** Opening Input data block **

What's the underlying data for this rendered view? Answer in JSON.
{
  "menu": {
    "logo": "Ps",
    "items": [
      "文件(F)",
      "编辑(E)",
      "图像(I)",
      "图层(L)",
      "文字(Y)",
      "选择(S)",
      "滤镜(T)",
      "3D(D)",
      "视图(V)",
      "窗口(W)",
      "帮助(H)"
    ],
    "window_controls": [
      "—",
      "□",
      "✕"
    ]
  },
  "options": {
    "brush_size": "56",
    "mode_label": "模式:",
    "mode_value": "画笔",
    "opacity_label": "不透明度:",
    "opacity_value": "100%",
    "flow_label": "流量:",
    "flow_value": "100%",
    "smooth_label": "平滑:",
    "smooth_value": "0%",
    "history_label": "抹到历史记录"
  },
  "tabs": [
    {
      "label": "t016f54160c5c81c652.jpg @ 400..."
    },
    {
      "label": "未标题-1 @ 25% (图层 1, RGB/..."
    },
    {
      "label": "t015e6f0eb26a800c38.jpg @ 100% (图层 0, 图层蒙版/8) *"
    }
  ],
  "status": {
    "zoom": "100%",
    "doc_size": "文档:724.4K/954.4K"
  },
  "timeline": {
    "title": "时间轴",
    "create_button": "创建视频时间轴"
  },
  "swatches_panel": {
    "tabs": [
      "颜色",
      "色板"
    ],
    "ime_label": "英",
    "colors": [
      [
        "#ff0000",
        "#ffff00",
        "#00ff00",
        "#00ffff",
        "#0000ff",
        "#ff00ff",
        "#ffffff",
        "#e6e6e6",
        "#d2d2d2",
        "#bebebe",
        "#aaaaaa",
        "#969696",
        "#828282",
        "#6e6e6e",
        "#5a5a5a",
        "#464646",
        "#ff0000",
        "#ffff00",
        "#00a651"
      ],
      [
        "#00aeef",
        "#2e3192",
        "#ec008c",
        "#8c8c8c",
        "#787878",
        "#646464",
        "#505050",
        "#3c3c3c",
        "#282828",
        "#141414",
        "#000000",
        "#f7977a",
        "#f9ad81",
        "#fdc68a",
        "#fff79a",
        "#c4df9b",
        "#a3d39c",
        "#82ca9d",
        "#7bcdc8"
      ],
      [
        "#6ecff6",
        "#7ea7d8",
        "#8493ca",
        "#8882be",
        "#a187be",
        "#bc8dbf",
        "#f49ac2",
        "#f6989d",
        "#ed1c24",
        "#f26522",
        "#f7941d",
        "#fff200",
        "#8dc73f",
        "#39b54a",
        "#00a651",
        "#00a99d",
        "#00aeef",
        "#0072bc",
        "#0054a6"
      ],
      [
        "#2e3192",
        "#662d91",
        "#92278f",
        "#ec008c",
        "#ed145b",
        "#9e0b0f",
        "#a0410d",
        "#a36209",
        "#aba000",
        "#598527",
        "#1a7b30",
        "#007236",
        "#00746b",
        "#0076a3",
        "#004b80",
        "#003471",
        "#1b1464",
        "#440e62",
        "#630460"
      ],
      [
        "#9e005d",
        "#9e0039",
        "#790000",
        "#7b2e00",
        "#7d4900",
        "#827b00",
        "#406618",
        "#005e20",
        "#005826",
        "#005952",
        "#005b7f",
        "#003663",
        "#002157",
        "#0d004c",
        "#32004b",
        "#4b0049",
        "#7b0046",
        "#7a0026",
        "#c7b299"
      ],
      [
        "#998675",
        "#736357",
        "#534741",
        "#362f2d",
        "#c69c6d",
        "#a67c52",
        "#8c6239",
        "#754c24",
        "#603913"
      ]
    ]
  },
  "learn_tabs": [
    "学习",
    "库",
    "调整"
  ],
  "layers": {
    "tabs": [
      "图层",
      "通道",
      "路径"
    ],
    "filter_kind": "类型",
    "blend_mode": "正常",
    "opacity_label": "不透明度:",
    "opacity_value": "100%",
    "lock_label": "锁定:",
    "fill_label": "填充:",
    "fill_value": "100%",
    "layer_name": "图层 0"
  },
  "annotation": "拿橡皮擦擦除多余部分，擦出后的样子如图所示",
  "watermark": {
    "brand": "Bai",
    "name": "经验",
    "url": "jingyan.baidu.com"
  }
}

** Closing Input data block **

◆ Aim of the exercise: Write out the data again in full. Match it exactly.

◆ Response area:
What's the underlying data for this rendered view? Answer in JSON.
{
  "menu": {
    "logo": "Ps",
    "items": [
      "文件(F)",
      "编辑(E)",
      "图像(I)",
      "图层(L)",
      "文字(Y)",
      "选择(S)",
      "滤镜(T)",
      "3D(D)",
      "视图(V)",
      "窗口(W)",
      "帮助(H)"
    ],
    "window_controls": [
      "—",
      "□",
      "✕"
    ]
  },
  "options": {
    "brush_size": "56",
    "mode_label": "模式:",
    "mode_value": "画笔",
    "opacity_label": "不透明度:",
    "opacity_value": "100%",
    "flow_label": "流量:",
    "flow_value": "100%",
    "smooth_label": "平滑:",
    "smooth_value": "0%",
    "history_label": "抹到历史记录"
  },
  "tabs": [
    {
      "label": "t016f54160c5c81c652.jpg @ 400..."
    },
    {
      "label": "未标题-1 @ 25% (图层 1, RGB/..."
    },
    {
      "label": "t015e6f0eb26a800c38.jpg @ 100% (图层 0, 图层蒙版/8) *"
    }
  ],
  "status": {
    "zoom": "100%",
    "doc_size": "文档:724.4K/954.4K"
  },
  "timeline": {
    "title": "时间轴",
    "create_button": "创建视频时间轴"
  },
  "swatches_panel": {
    "tabs": [
      "颜色",
      "色板"
    ],
    "ime_label": "英",
    "colors": [
      [
        "#ff0000",
        "#ffff00",
        "#00ff00",
        "#00ffff",
        "#0000ff",
        "#ff00ff",
        "#ffffff",
        "#e6e6e6",
        "#d2d2d2",
        "#bebebe",
        "#aaaaaa",
        "#969696",
        "#828282",
        "#6e6e6e",
        "#5a5a5a",
        "#464646",
        "#ff0000",
        "#ffff00",
        "#00a651"
      ],
      [
        "#00aeef",
        "#2e3192",
        "#ec008c",
        "#8c8c8c",
        "#787878",
        "#646464",
        "#505050",
        "#3c3c3c",
        "#282828",
        "#141414",
        "#000000",
        "#f7977a",
        "#f9ad81",
        "#fdc68a",
        "#fff79a",
        "#c4df9b",
        "#a3d39c",
        "#82ca9d",
        "#7bcdc8"
      ],
      [
        "#6ecff6",
        "#7ea7d8",
        "#8493ca",
        "#8882be",
        "#a187be",
        "#bc8dbf",
        "#f49ac2",
        "#f6989d",
        "#ed1c24",
        "#f26522",
        "#f7941d",
        "#fff200",
        "#8dc73f",
        "#39b54a",
        "#00a651",
        "#00a99d",
        "#00aeef",
        "#0072bc",
        "#0054a6"
      ],
      [
        "#2e3192",
        "#662d91",
        "#92278f",
        "#ec008c",
        "#ed145b",
        "#9e0b0f",
        "#a0410d",
        "#a36209",
        "#aba000",
        "#598527",
        "#1a7b30",
        "#007236",
        "#00746b",
        "#0076a3",
        "#004b80",
        "#003471",
        "#1b1464",
        "#440e62",
        "#630460"
      ],
      [
        "#9e005d",
        "#9e0039",
        "#790000",
        "#7b2e00",
        "#7d4900",
        "#827b00",
        "#406618",
        "#005e20",
        "#005826",
        "#005952",
        "#005b7f",
        "#003663",
        "#002157",
        "#0d004c",
        "#32004b",
        "#4b0049",
        "#7b0046",
        "#7a0026",
        "#c7b299"
      ],
      [
        "#998675",
        "#736357",
        "#534741",
        "#362f2d",
        "#c69c6d",
        "#a67c52",
        "#8c6239",
        "#754c24",
        "#603913"
      ]
    ]
  },
  "learn_tabs": [
    "学习",
    "库",
    "调整"
  ],
  "layers": {
    "tabs": [
      "图层",
      "通道",
      "路径"
    ],
    "filter_kind": "类型",
    "blend_mode": "正常",
    "opacity_label": "不透明度:",
    "opacity_value": "100%",
    "lock_label": "锁定:",
    "fill_label": "填充:",
    "fill_value": "100%",
    "layer_name": "图层 0"
  },
  "annotation": "拿橡皮擦擦除多余部分，擦出后的样子如图所示",
  "watermark": {
    "brand": "Bai",
    "name": "经验",
    "url": "jingyan.baidu.com"
  }
}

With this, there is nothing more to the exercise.